A.H. Belo will be debt-free after the transaction, with 3,800 employees and annual revenue of roughly $750 million.
Belo, meanwhile, will own and operate 20 television stations across the country. It boasts nine stations in seven of the top 25 markets in the nation, like Dallas/Fort Worth, Houston, Seattle/Tacoma and Phoenix.
Shares of Belo recently were up $2.79 to $20.15.
The stock shed 12% last year and dropped another 3% in 2007 as the outlook for the newspaper industry becomes increasingly uncertain amid the rise of the Internet. Its valuation was lagging behind other similar TV conglomerates, prompting investors to call for a sale of the newspaper operations.
Hedge fund manager Bruce Sherman of Private Capital Management cut his Belo stake in half last spring. His firm reported ownership of 8.5 million Belo shares, a 9.7% stake, as of May 31. Previously, it held a 16.5% stake in Belo, making it the company's largest stock holder.
Belo is veering away from solutions adopted by
( DJ) and
, both of which were pressured into a sale by shareholders looking to cash out of their troubled investments at a premium. It's also a different approach than the one taken by
( TRB), which is going private by loading its balance sheet with a colossal debt burden.
"Every dollar a newspaper company puts into servicing debt is another dollar it can't invest into the business itself to keep it going and adapt to new technology," says Doctor.
The transaction will give Belo's TV business a much larger debt load. The company was downgraded to junk status by Fitch Ratings for that reason, but Belo's CEO, Robert Decherd, said on a conference call following the announcement that he expected such downgrades of Belo debt. He said paying down the debt load at Belo would be a top priority.
New York Times
were also gaining Monday, but both stocks are basically pure-plays on the newspaper business.
McClatchy's stock has been trounced since it doubled down on newspapers by acquiring Knight-Ridder last year.
Shares of New York Times have been in free-fall, down 17% so far this year after falling 5.3% in 2006 and 34% in 2005. Investors are pressuring the company to end its dual-class share structure, which preserves control over the publisher in the hands of Chairman Arthur Sulzberger Jr. and his family.
For their part, Belo's controlling shareholders -- descendants of longtime
Dallas Morning News
publisher George Bannerman Dealey -- are not relinquishing their control over the company's voting rights. After the spinoff, the newspaper company A.H. Belo Series A shares will have one vote per share, while Series B stock will have 10 votes per share. Belo Corp. already has that structure.
Decherd, the great-grandson of Dealey, has repeatedly said the dual-class structure would remain in place at Belo.

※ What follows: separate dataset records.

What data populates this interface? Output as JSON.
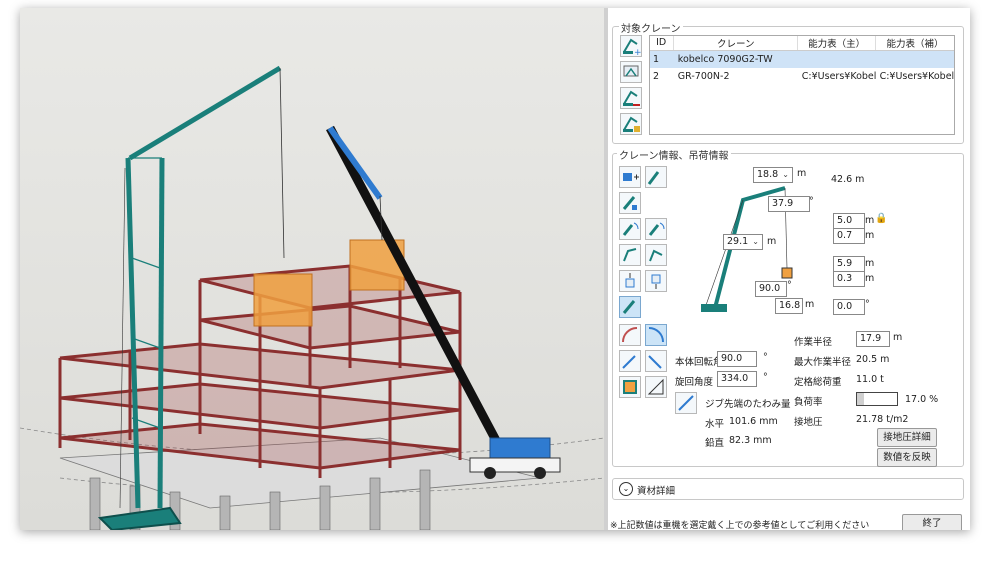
{
  "crane_list": {
    "legend": "対象クレーン",
    "columns": [
      "ID",
      "クレーン",
      "能力表（主）",
      "能力表（補）"
    ],
    "rows": [
      {
        "id": "1",
        "crane": "kobelco 7090G2-TW",
        "main": "",
        "aux": ""
      },
      {
        "id": "2",
        "crane": "GR-700N-2",
        "main": "C:¥Users¥Kobel",
        "aux": "C:¥Users¥Kobel"
      }
    ],
    "selected_row": 1
  },
  "crane_info": {
    "legend": "クレーン情報、吊荷情報",
    "diagram": {
      "jib_length": "18.8",
      "jib_length_unit": "m",
      "total_height": "42.6 m",
      "jib_offset": "37.9",
      "jib_offset_unit": "°",
      "boom_length": "29.1",
      "boom_length_unit": "m",
      "hook_height_1": "5.0",
      "hook_height_2": "0.7",
      "load_height_1": "5.9",
      "load_height_2": "0.3",
      "boom_angle": "90.0",
      "boom_angle_unit": "°",
      "base_distance": "16.8",
      "base_distance_unit": "m",
      "tilt": "0.0",
      "tilt_unit": "°",
      "unit_m": "m"
    },
    "rotation": {
      "body_label": "本体回転角",
      "body_value": "90.0",
      "body_unit": "°",
      "slew_label": "旋回角度",
      "slew_value": "334.0",
      "slew_unit": "°"
    },
    "deflection": {
      "label": "ジブ先端のたわみ量",
      "horizontal_label": "水平",
      "horizontal_value": "101.6 mm",
      "vertical_label": "鉛直",
      "vertical_value": "82.3 mm"
    },
    "results": {
      "radius_label": "作業半径",
      "radius_value": "17.9",
      "radius_unit": "m",
      "max_radius_label": "最大作業半径",
      "max_radius_value": "20.5 m",
      "rated_load_label": "定格総荷重",
      "rated_load_value": "11.0 t",
      "load_ratio_label": "負荷率",
      "load_ratio_value": "17.0 %",
      "load_ratio": 0.17,
      "ground_pressure_label": "接地圧",
      "ground_pressure_value": "21.78 t/m2"
    },
    "buttons": {
      "ground_detail": "接地圧詳細",
      "apply_values": "数値を反映"
    }
  },
  "material_detail": {
    "chevron": "⌄",
    "label": "資材詳細"
  },
  "footer": {
    "note": "※上記数値は重機を選定戴く上での参考値としてご利用ください",
    "close_button": "終了"
  },
  "colors": {
    "crane_green": "#1a7f7a",
    "crane_blue": "#2f7bd0",
    "steel": "#a23b3b",
    "load": "#f0a040",
    "selection": "#cfe3f7"
  }
}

He also has said the company will not be sold or taken private.
Decherd will become chairman, president and CEO of the newspaper company A.H. Belo, as well as nonexecutive chairman of the television company Belo Corp. Belo President and Chief Operating Officer Dunia Shive will become president and CEO of the television company after the separation.

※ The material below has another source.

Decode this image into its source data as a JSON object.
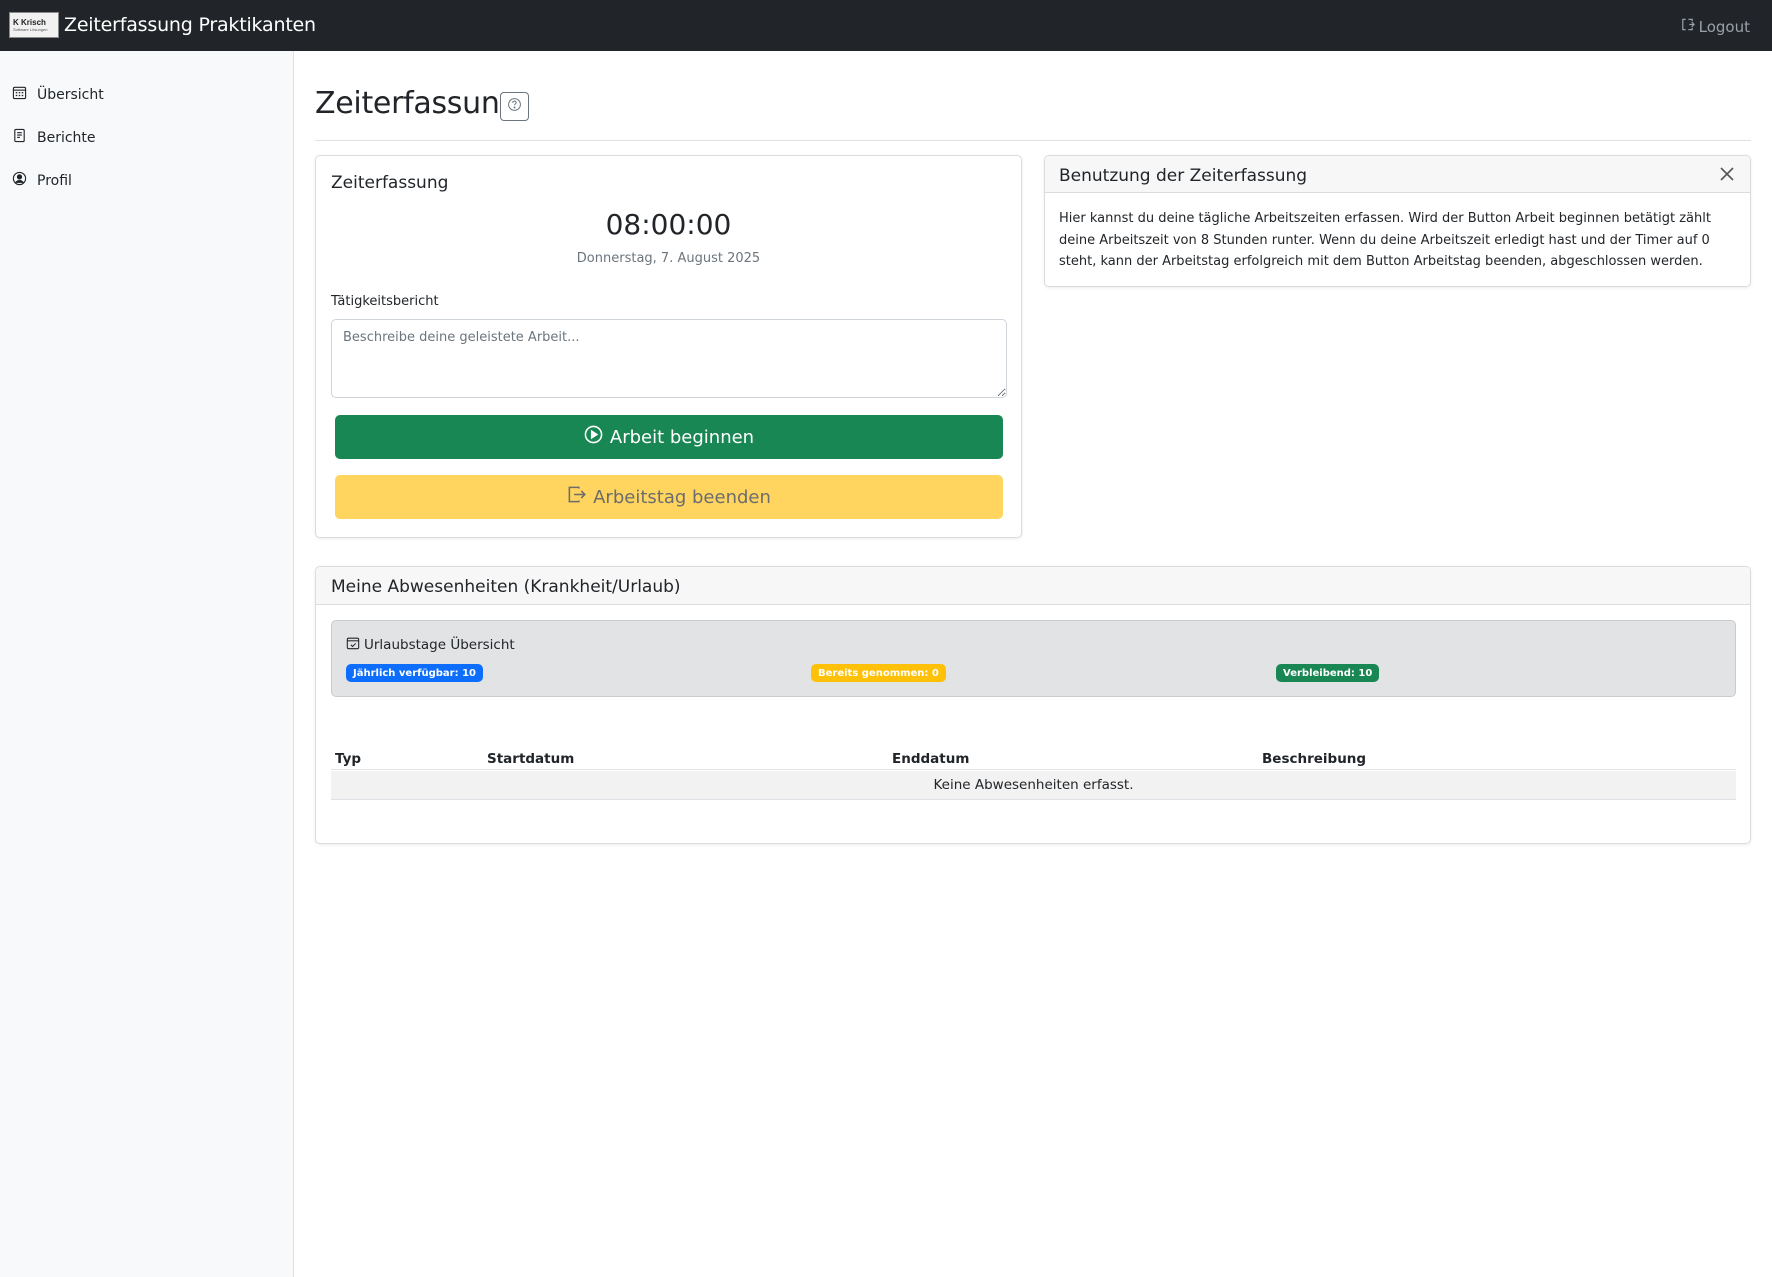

"These are challenging times for newspapers generally, but I believe strongly that we have a collection of superior assets and a game plan to flourish," said Decherd. "My decision to lead A.H. Belo as chairman and CEO reflects my deep personal commitment to the newspaper business and my firm belief in the importance of newspapers making a successful transition to a technology-based society."

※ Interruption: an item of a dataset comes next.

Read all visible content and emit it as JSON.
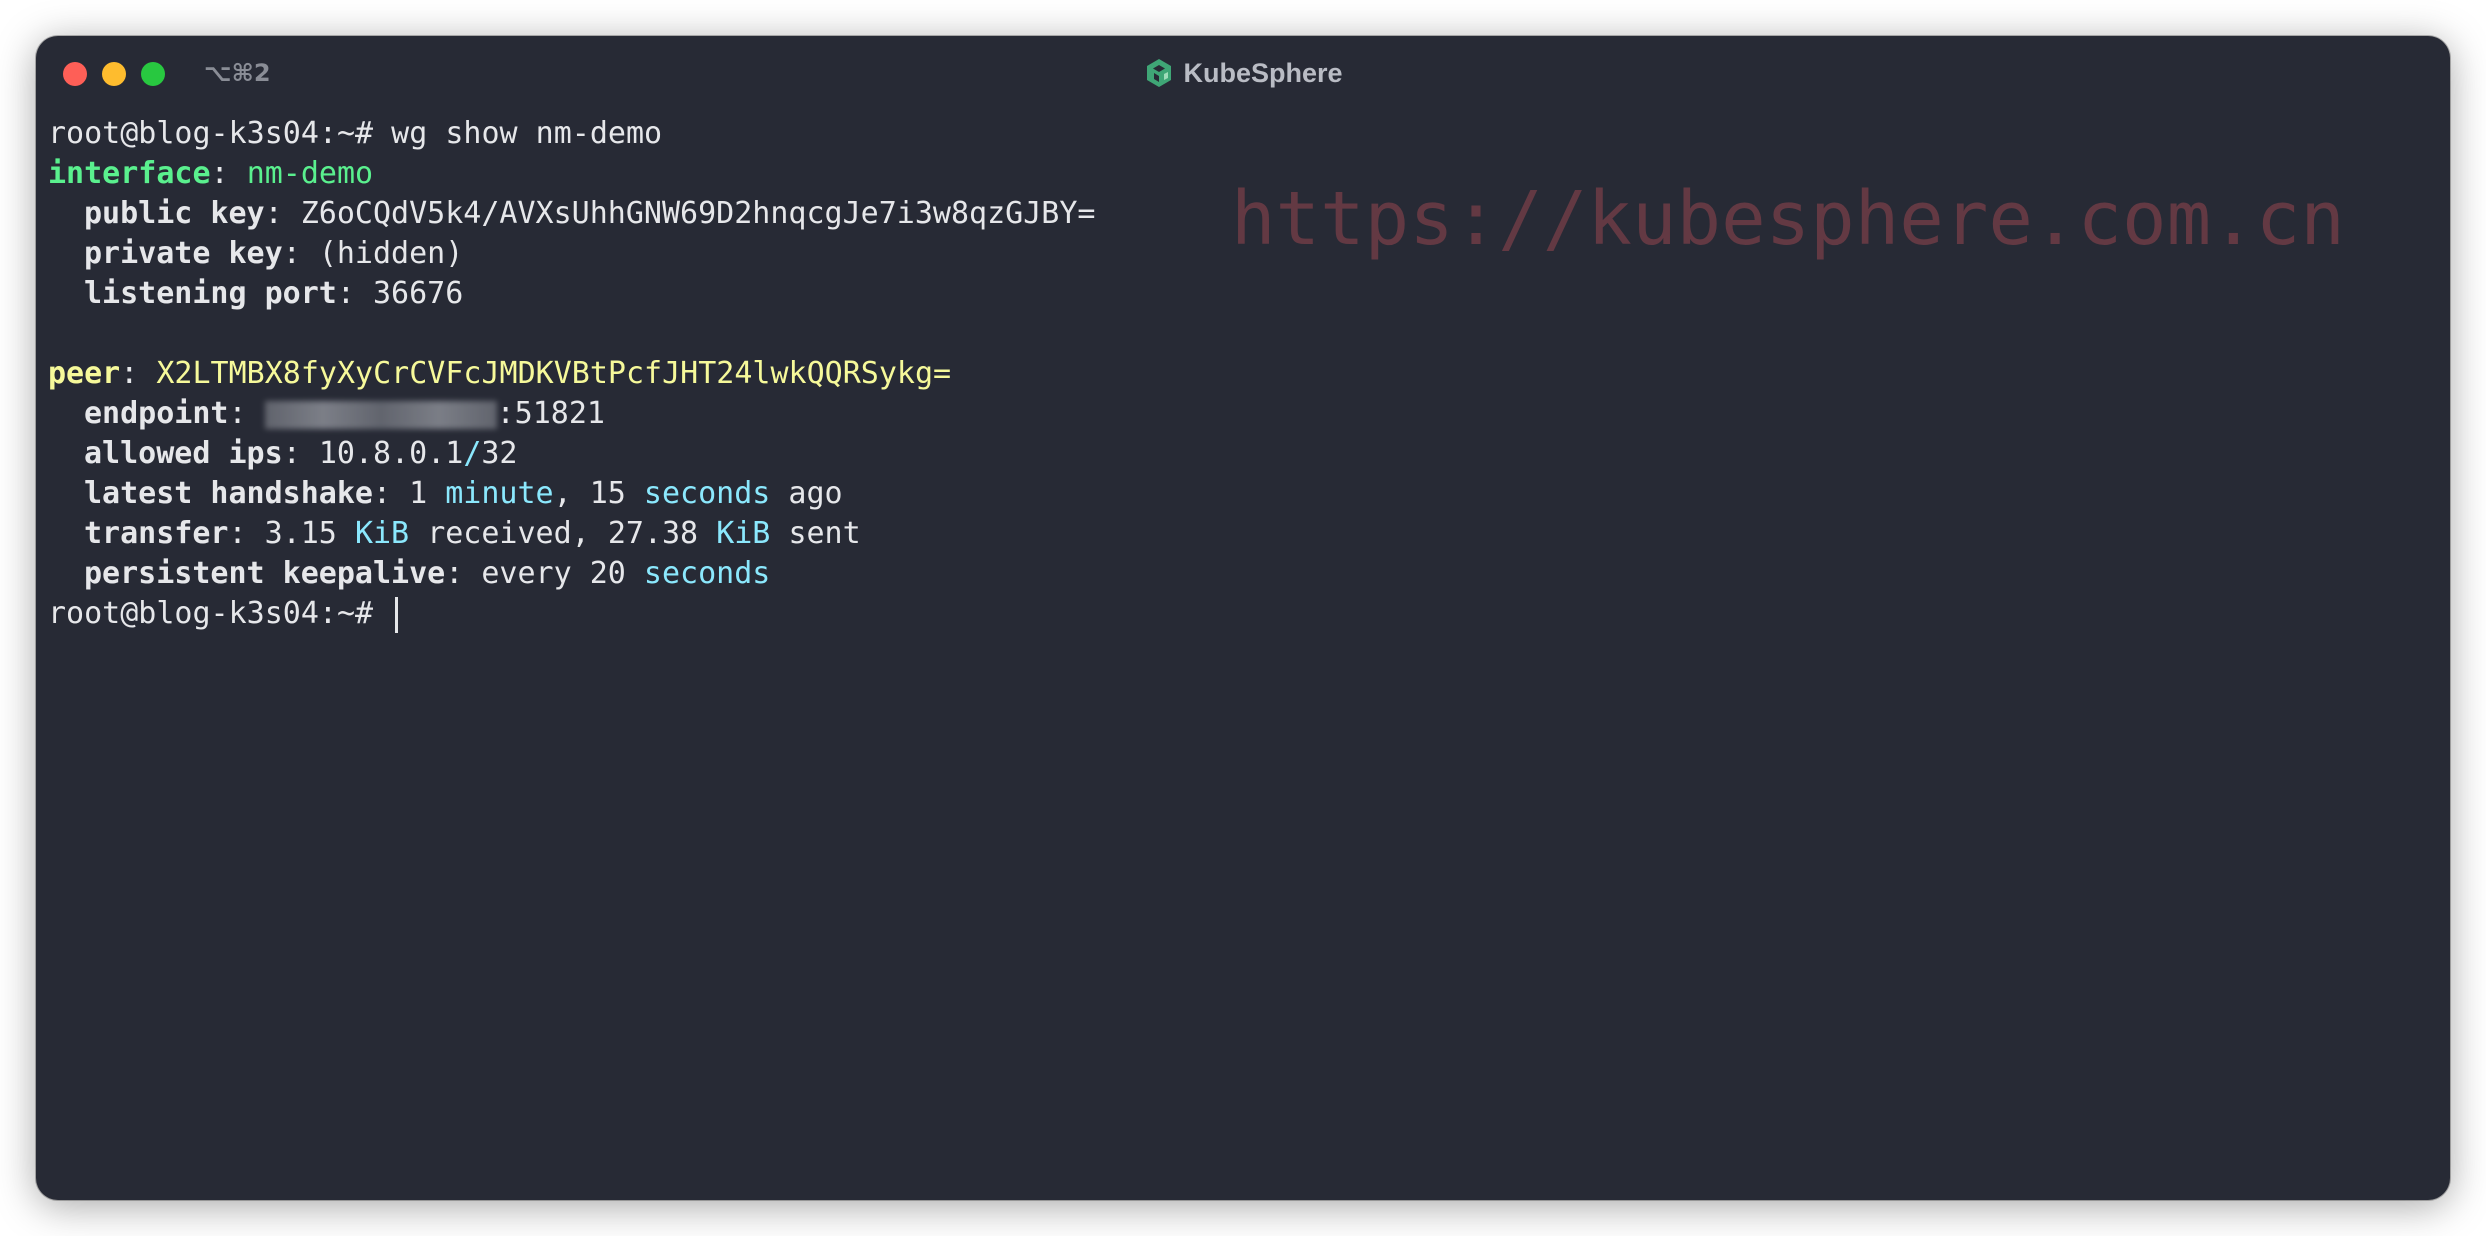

Decherd cited Belo's advertising relationship with
as a prime example of the measures its newspaper business is taking to adjust to the Internet as the turmoil in the industry takes its toll. Other newspaper conglomerates have partnered with Yahoo!'s Internet search rival,
"There is no Plan B for Belo Corp. or A.H. Belo Corp.," he said. "We're in the business to stay."